RECORDS FOR PROCESSING.
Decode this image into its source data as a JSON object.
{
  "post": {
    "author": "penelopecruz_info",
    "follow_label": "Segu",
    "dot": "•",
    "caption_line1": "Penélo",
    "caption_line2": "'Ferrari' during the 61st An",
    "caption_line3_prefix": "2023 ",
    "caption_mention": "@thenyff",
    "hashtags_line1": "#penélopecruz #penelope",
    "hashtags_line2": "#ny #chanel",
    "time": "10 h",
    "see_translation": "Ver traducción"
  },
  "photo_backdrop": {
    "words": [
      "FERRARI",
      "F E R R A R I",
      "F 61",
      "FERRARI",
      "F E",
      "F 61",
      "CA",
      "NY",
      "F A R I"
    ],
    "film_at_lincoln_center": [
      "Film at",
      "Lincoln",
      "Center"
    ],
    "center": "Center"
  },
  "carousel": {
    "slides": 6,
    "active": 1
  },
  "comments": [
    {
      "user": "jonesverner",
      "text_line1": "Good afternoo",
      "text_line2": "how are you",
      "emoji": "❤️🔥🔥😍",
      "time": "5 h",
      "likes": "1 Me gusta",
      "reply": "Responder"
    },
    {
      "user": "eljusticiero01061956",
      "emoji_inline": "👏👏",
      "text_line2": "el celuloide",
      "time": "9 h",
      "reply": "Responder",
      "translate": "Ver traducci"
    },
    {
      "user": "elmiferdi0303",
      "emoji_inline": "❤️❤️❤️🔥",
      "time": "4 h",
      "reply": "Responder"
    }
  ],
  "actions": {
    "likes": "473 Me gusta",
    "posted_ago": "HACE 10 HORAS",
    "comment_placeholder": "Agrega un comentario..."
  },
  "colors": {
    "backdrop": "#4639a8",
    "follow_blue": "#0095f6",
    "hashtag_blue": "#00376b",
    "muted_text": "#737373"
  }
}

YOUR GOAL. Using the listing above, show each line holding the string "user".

WORKED SOLUTION.
      "user": "jonesverner",
      "user": "eljusticiero01061956",
      "user": "elmiferdi0303",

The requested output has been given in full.